The Primitive Methodist movement began to go off track with the adoption of Protestant liberal theology. The crisis developed in Adelaide in South Australia, 1889 onwards.
Arnold Hunt, in his history of Methodism in South Australia, provides more detail.
In 1889 Hugh Gilmore and his wife and family, came to South Australia to be the minister of the Primitive Methodist church in Wellington Square, North Adelaide. Gilmore was the first Methodist minister in the colony to be an overt advocate of Protestant liberal theology.
This movement stressed the need for a new understanding of the authority of the Bible. It subordinated doctrine to ethic, preached social reform as well as individual conversion, took an optimistic view of the possibility of human progress, rejected the infallibility of the Bible, and preferred the Gospels to the Epistles of Paul. Primitive Methodism had spawned by the 1880s a group of proponents of this new theology, two of whom, Gilmore and his successor, John Day Thompson, came to South Australia.

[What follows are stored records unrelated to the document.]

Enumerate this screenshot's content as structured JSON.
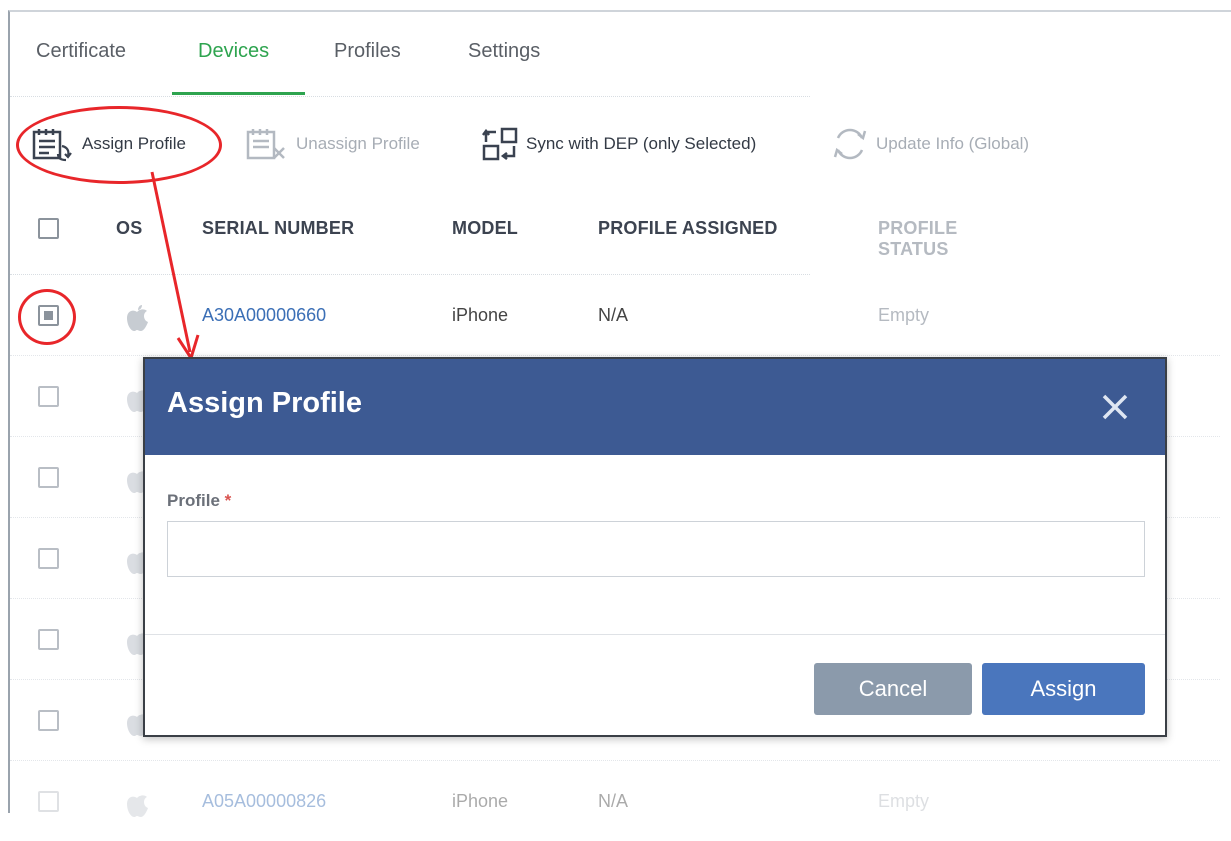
{
  "tabs": [
    {
      "label": "Certificate",
      "active": false
    },
    {
      "label": "Devices",
      "active": true
    },
    {
      "label": "Profiles",
      "active": false
    },
    {
      "label": "Settings",
      "active": false
    }
  ],
  "toolbar": {
    "assign_profile": "Assign Profile",
    "unassign_profile": "Unassign Profile",
    "sync_dep": "Sync with DEP (only Selected)",
    "update_info": "Update Info (Global)"
  },
  "table": {
    "headers": {
      "os": "OS",
      "serial": "SERIAL NUMBER",
      "model": "MODEL",
      "profile_assigned": "PROFILE ASSIGNED",
      "profile_status": "PROFILE STATUS"
    },
    "rows": [
      {
        "serial": "A30A00000660",
        "model": "iPhone",
        "profile_assigned": "N/A",
        "profile_status": "Empty",
        "checked": true
      },
      {
        "serial": "",
        "model": "",
        "profile_assigned": "",
        "profile_status": "",
        "checked": false
      },
      {
        "serial": "",
        "model": "",
        "profile_assigned": "",
        "profile_status": "",
        "checked": false
      },
      {
        "serial": "",
        "model": "",
        "profile_assigned": "",
        "profile_status": "",
        "checked": false
      },
      {
        "serial": "",
        "model": "",
        "profile_assigned": "",
        "profile_status": "",
        "checked": false
      },
      {
        "serial": "",
        "model": "",
        "profile_assigned": "",
        "profile_status": "",
        "checked": false
      },
      {
        "serial": "A05A00000826",
        "model": "iPhone",
        "profile_assigned": "N/A",
        "profile_status": "Empty",
        "checked": false
      }
    ]
  },
  "modal": {
    "title": "Assign Profile",
    "field_label": "Profile",
    "required_mark": "*",
    "field_value": "",
    "cancel": "Cancel",
    "assign": "Assign"
  },
  "colors": {
    "accent_green": "#2ea44f",
    "modal_header": "#3d5a93",
    "assign_button": "#4a76bd",
    "cancel_button": "#8b9aab",
    "link": "#3b6fb6",
    "annotation": "#e8262a"
  },
  "icons": {
    "assign": "assign-profile-icon",
    "unassign": "unassign-profile-icon",
    "sync": "sync-dep-icon",
    "update": "refresh-icon",
    "os": "apple-icon",
    "close": "close-icon"
  }
}
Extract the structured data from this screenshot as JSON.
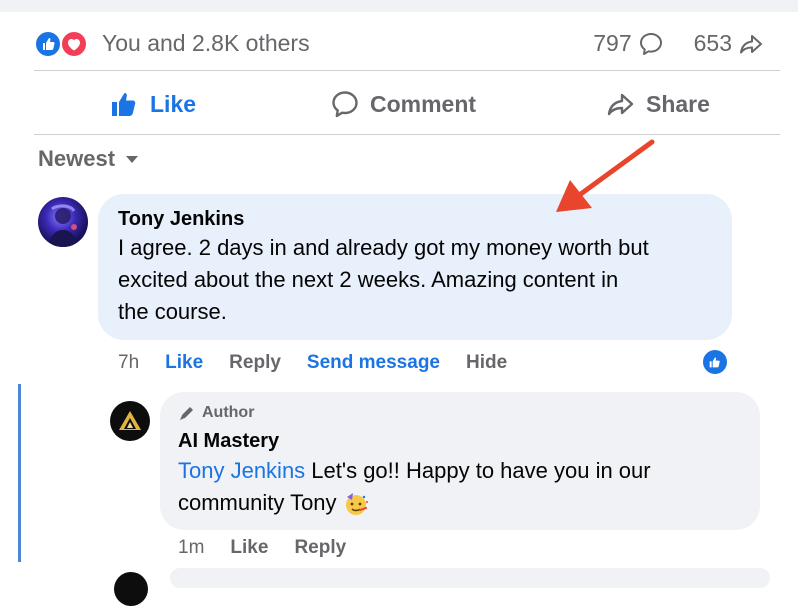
{
  "reactions": {
    "summary": "You and 2.8K others",
    "comment_count": "797",
    "share_count": "653",
    "like_color": "#1b74e4",
    "love_color": "#f33e58"
  },
  "actions": {
    "like": "Like",
    "comment": "Comment",
    "share": "Share"
  },
  "sort": {
    "label": "Newest"
  },
  "comments": [
    {
      "author": "Tony Jenkins",
      "text_line1": "I agree. 2 days in and already got my money worth but",
      "text_line2": "excited about the next 2 weeks. Amazing content in",
      "text_line3": "the course.",
      "time": "7h",
      "actions": [
        "Like",
        "Reply",
        "Send message",
        "Hide"
      ]
    }
  ],
  "reply": {
    "badge": "Author",
    "author": "AI Mastery",
    "mention": "Tony Jenkins",
    "text_line1": " Let's go!! Happy to have you in our",
    "text_line2": "community Tony",
    "time": "1m",
    "actions": [
      "Like",
      "Reply"
    ]
  },
  "colors": {
    "accent": "#1b74e4",
    "annotation_arrow": "#e8452c",
    "comment_bubble": "#e7f0fb",
    "reply_bubble": "#f0f2f5",
    "thread_line": "#4d86d8"
  }
}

Gilmore’s Methodism had moved a long way from excessive concern with individual salvation. There was still a desire, of course, that people should find in Christ the power and the person to empower and enhance life. But the emphasis on the social witness of the Christian was strong. Social brotherhood and compassion for the poor were the highest manifestations of Christian spirituality.
See also "Going off track (1)"
This side of heaven, Arnold D Hunt, p134-136